Liz Margerum, two-time Reynolds School of Journalism alumna (BA ’98, MA ’08) and staff videographer for the Reno Gazette-Journal, recently won a prestigious regional Edward R. Murrow Award in the small online news organization category for best video-news documentary. The documentary investigated sex trafficking in Reno. This is the first time the RGJ has won the award.
Margerum began her career at the RGJ in 2000 as a photographer. She took the newly created videographer position approximately one year ago.
The 13-minute film, titled “The Life: Sex Slavery in Reno,” features sex trafficking victims in Reno and local law enforcement who are fighting the exploitation of these victims, who are often young girls between the ages of 11 and 14.
The film was a complementary piece to RGJ reporter Martha Bellisle’s special report titled “Sex Trafficking Special Report: Women, girls held hostage on streets of Reno.”
“This was Martha’s story,” Margerum said. “She saw a need to cover this topic using a multimedia reporting approach.”
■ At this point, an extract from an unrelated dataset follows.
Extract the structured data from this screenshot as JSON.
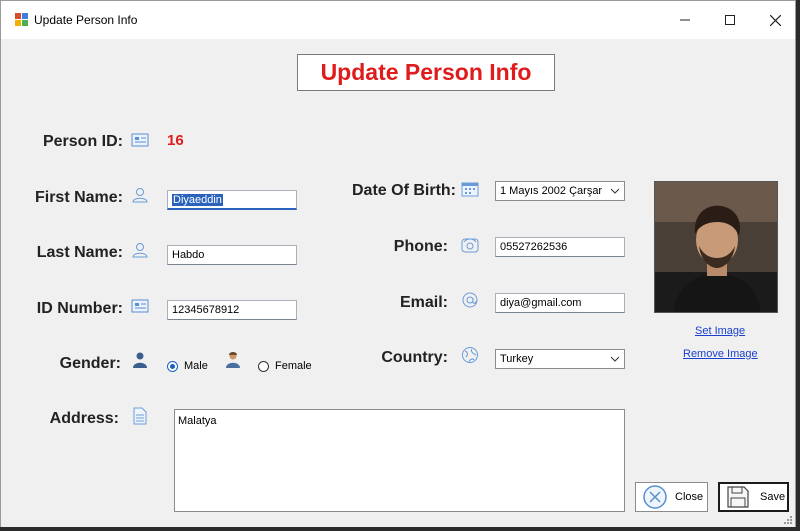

Margerum interviewed a variety of women who had lived “The Life.”
“It was pretty powerful to sit down with the women, look into their eyes and capture the emotion in their stories,” she said. “This is where video works better than the written word.”
On winning the award
The Murrow Award, bestowed by the Radio Television Digital News Association, recognizes the best electronic journalism produced around the world, in this case, the region that includes Nevada, California, Hawaii and Guam.
“When the Murrow folks called me to let me know I had won the award, I hung up on the guy because I thought he was a sales person,” Margerum said. “He called me right back and said, ‘don’t hang up, you won the Edward R. Murrow Award!’”
Prostitution in Nevada
Prostitution has been legal in Nevada since the middle of the 19th century.
“Growing up in Nevada, you know that prostitution is a legal activity,” Margerum said. “What I didn’t know, until working on this video, was that the average age of a girl getting into ‘The Life’ is 14 years old. These girls are children and don’t understand how the decisions they make now will impact the rest of their life.”
The documentary served as a real, raw eye-opener.
“Initial reaction to the documentary included shock,” Margerum said. “The average age of women being trafficked stunned viewers.”
She added, “The first step to reducing the impact of the sex trafficking industry in Reno is letting people know that this is a real problem facing our community. That is exactly what the documentary did. “
Margerum began working as staff videographer for the RGJ a little more than a year ago. She said her training at the Reynolds School gave her the foundation necessary to tell a compelling story.
“When I took the videographer job at the RGJ, I had never done video work before,” she said. “I am 100 percent self-taught.”
Margerum credited Reynolds School professors Jake Highton and Larry Dailey for helping her hone her journalistic abilities.
“Jake and Larry always cracked the whip,” she said. “I really appreciated, albeit not at the time, how these two demanded excellence and hard work. It’s because of them I’ve been able to excel as a journalist.”
Margerum said the conversational, collaborative approach to learning journalism at the Reynolds School has helped her become a successful contributor to the RGJ newsroom.
“During her time at the Reynolds School, Liz showed an unrelenting passion for learning new technologies and for communicating through those technologies, Reynolds School Professor Larry Dailey said. “I am very, very proud of her achievement, but I’m not surprised by it. She’s devoted to storytelling and I’m honored to have been a part of the team that helped her discover her passion for journalism.”